||Guideline. Preventive chemotherapy to control soil-transmitted helminth infections in at-risk population groups
||The World Health Organization (WHO) estimates that infections with the main soil-transmitted helminths - the roundworm (Ascaris lumbricoides), the whipworm (Trichuris trichiura) and the hookworms (Ancylostoma duodenale and Necator americanus) - contribute 5.18 million disability-adjusted life-years worldwide in 2010. Globally, an estimated 820 million people are infected with roundworms, 460 million with whipworms and 440 million with hookworms. Although each species has specific characteristics, these soil-transmitted helminthiases are grouped together for control purposes, owing to: (i) similar geographical endemicity and at-risk groups that are affected; (ii) treatment by the same medicines; (iii) the same tools used for diagnosis; and (iv) similar mechanism of negative impact on human health (linked to the intensity of infection).
|General note||Preceded by: Preventive chemotherapy in human helminthiasis. Geneva, Swizterland : World Health Organization, c2006.|
|Bibliography note||Includes bibliographical references.|
|Access restriction||Access restricted to subscribing institutions.|
|Source of description||Description based on online resource; title from PDF title page (viewed May 3, 2018).|
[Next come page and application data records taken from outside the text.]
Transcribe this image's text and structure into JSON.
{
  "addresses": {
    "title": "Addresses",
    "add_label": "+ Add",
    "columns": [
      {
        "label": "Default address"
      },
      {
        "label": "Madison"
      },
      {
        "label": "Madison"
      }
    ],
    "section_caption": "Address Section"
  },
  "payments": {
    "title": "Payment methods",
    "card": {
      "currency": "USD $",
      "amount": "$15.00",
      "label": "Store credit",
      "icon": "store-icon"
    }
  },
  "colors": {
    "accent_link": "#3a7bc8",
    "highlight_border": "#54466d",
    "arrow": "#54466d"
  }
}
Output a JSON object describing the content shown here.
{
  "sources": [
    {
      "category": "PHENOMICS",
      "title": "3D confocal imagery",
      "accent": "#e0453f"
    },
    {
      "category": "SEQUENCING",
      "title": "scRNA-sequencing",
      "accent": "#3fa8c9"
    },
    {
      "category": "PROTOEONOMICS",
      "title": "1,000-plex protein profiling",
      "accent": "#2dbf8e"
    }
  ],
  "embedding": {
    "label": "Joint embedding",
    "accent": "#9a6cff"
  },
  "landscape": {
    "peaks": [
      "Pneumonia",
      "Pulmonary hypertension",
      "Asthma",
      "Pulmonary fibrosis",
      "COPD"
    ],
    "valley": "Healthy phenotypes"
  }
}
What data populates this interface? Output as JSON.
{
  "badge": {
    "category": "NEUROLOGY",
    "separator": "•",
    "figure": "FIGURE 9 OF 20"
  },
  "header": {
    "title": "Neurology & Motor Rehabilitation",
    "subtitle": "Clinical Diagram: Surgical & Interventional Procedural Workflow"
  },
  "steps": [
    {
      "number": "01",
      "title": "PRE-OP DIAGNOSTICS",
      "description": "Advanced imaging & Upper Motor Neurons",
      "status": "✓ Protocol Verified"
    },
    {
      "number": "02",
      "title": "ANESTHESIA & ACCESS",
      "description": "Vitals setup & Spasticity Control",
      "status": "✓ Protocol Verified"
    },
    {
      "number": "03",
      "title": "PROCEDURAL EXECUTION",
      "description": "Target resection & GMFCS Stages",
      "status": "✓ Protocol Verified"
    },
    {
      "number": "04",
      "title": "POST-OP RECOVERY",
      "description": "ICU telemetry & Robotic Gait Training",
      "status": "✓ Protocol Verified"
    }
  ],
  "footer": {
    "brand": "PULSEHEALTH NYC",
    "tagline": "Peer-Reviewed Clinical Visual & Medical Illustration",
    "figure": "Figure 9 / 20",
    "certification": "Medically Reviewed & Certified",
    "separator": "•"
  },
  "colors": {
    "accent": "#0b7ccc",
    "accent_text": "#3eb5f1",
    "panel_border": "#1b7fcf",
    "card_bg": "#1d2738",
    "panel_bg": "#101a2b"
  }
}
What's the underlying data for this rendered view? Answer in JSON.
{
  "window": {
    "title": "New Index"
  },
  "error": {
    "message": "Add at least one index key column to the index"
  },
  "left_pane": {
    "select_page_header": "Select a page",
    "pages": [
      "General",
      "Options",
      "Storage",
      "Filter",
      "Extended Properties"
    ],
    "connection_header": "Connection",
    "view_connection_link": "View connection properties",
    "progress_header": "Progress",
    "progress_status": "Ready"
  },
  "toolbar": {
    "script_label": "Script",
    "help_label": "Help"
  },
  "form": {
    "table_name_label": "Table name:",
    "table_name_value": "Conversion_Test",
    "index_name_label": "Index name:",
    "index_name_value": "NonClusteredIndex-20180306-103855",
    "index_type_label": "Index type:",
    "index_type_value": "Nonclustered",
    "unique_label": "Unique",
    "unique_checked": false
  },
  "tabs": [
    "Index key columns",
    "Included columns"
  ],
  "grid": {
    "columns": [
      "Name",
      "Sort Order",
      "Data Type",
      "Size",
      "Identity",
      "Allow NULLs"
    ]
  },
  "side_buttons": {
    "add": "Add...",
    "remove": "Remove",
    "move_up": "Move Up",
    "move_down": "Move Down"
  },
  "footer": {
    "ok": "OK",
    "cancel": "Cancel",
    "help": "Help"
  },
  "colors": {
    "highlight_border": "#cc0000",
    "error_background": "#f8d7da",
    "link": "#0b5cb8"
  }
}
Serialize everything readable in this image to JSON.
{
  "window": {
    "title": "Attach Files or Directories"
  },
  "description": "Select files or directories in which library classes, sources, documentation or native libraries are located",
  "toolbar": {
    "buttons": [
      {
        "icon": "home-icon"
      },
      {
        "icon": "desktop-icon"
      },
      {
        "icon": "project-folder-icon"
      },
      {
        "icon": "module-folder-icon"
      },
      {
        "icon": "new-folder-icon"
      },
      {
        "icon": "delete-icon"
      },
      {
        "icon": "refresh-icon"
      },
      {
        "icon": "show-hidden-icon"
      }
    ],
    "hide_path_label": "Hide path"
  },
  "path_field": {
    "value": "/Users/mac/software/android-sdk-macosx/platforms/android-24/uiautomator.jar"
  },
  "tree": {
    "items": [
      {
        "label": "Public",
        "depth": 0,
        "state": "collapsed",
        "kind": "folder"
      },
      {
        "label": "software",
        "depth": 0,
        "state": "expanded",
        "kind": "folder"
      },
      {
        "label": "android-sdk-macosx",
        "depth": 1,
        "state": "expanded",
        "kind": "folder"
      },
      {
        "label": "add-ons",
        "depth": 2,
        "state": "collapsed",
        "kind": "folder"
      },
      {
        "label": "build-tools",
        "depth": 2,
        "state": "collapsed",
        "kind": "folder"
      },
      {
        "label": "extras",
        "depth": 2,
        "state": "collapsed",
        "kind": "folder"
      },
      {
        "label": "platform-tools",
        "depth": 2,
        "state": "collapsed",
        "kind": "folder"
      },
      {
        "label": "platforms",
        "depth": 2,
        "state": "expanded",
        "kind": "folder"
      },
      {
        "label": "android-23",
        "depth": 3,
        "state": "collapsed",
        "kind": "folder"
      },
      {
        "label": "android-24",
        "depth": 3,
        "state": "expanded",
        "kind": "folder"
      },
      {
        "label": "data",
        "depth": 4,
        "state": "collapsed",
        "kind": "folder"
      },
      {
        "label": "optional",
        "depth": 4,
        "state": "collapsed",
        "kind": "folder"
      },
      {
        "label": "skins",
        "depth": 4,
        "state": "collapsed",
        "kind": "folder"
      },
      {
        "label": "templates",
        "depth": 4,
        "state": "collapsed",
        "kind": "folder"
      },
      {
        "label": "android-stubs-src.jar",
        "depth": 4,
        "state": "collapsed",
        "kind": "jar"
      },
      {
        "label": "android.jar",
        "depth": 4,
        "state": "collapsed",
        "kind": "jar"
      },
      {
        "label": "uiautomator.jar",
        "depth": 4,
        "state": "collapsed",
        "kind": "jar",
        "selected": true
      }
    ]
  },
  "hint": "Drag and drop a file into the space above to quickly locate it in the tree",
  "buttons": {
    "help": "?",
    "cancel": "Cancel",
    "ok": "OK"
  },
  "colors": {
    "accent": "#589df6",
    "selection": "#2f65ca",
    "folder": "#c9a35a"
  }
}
||Preceded by (work): Preventive chemotherapy in human helminthiasis.